══ TASK MATERIAL
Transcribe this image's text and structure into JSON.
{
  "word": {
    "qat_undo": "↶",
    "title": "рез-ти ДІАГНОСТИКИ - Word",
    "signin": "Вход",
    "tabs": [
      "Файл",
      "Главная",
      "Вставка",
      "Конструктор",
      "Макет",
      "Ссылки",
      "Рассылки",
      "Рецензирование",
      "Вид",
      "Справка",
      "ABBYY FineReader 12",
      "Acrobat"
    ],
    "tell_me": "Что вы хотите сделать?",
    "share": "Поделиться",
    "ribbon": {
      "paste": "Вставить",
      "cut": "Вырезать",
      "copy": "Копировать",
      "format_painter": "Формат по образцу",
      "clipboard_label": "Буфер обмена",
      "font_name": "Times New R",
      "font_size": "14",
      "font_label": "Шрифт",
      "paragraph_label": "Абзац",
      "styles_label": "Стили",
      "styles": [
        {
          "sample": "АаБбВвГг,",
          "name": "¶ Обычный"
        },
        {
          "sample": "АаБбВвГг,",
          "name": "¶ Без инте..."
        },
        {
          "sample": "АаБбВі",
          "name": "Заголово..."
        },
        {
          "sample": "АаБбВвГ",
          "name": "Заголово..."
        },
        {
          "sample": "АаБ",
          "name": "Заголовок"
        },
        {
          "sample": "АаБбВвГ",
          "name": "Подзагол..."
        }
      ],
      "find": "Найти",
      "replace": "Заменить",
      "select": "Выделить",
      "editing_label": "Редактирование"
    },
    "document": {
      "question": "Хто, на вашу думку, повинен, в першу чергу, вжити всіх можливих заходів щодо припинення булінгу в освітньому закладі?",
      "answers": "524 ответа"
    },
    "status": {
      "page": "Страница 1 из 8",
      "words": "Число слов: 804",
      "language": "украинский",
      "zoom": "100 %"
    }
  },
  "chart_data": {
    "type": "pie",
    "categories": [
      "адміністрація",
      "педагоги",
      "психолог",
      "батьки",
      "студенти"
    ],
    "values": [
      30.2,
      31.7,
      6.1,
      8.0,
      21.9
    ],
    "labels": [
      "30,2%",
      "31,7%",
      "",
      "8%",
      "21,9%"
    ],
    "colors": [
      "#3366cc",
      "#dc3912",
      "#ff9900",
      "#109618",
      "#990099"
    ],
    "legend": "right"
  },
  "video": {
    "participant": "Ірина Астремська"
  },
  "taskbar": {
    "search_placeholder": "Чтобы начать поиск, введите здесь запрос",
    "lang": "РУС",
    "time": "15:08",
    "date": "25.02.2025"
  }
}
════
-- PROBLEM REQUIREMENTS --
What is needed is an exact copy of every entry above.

-- ANSWER BOX --
Transcribe this image's text and structure into JSON.
{
  "word": {
    "qat_undo": "↶",
    "title": "рез-ти ДІАГНОСТИКИ - Word",
    "signin": "Вход",
    "tabs": [
      "Файл",
      "Главная",
      "Вставка",
      "Конструктор",
      "Макет",
      "Ссылки",
      "Рассылки",
      "Рецензирование",
      "Вид",
      "Справка",
      "ABBYY FineReader 12",
      "Acrobat"
    ],
    "tell_me": "Что вы хотите сделать?",
    "share": "Поделиться",
    "ribbon": {
      "paste": "Вставить",
      "cut": "Вырезать",
      "copy": "Копировать",
      "format_painter": "Формат по образцу",
      "clipboard_label": "Буфер обмена",
      "font_name": "Times New R",
      "font_size": "14",
      "font_label": "Шрифт",
      "paragraph_label": "Абзац",
      "styles_label": "Стили",
      "styles": [
        {
          "sample": "АаБбВвГг,",
          "name": "¶ Обычный"
        },
        {
          "sample": "АаБбВвГг,",
          "name": "¶ Без инте..."
        },
        {
          "sample": "АаБбВі",
          "name": "Заголово..."
        },
        {
          "sample": "АаБбВвГ",
          "name": "Заголово..."
        },
        {
          "sample": "АаБ",
          "name": "Заголовок"
        },
        {
          "sample": "АаБбВвГ",
          "name": "Подзагол..."
        }
      ],
      "find": "Найти",
      "replace": "Заменить",
      "select": "Выделить",
      "editing_label": "Редактирование"
    },
    "document": {
      "question": "Хто, на вашу думку, повинен, в першу чергу, вжити всіх можливих заходів щодо припинення булінгу в освітньому закладі?",
      "answers": "524 ответа"
    },
    "status": {
      "page": "Страница 1 из 8",
      "words": "Число слов: 804",
      "language": "украинский",
      "zoom": "100 %"
    }
  },
  "chart_data": {
    "type": "pie",
    "categories": [
      "адміністрація",
      "педагоги",
      "психолог",
      "батьки",
      "студенти"
    ],
    "values": [
      30.2,
      31.7,
      6.1,
      8.0,
      21.9
    ],
    "labels": [
      "30,2%",
      "31,7%",
      "",
      "8%",
      "21,9%"
    ],
    "colors": [
      "#3366cc",
      "#dc3912",
      "#ff9900",
      "#109618",
      "#990099"
    ],
    "legend": "right"
  },
  "video": {
    "participant": "Ірина Астремська"
  },
  "taskbar": {
    "search_placeholder": "Чтобы начать поиск, введите здесь запрос",
    "lang": "РУС",
    "time": "15:08",
    "date": "25.02.2025"
  }
}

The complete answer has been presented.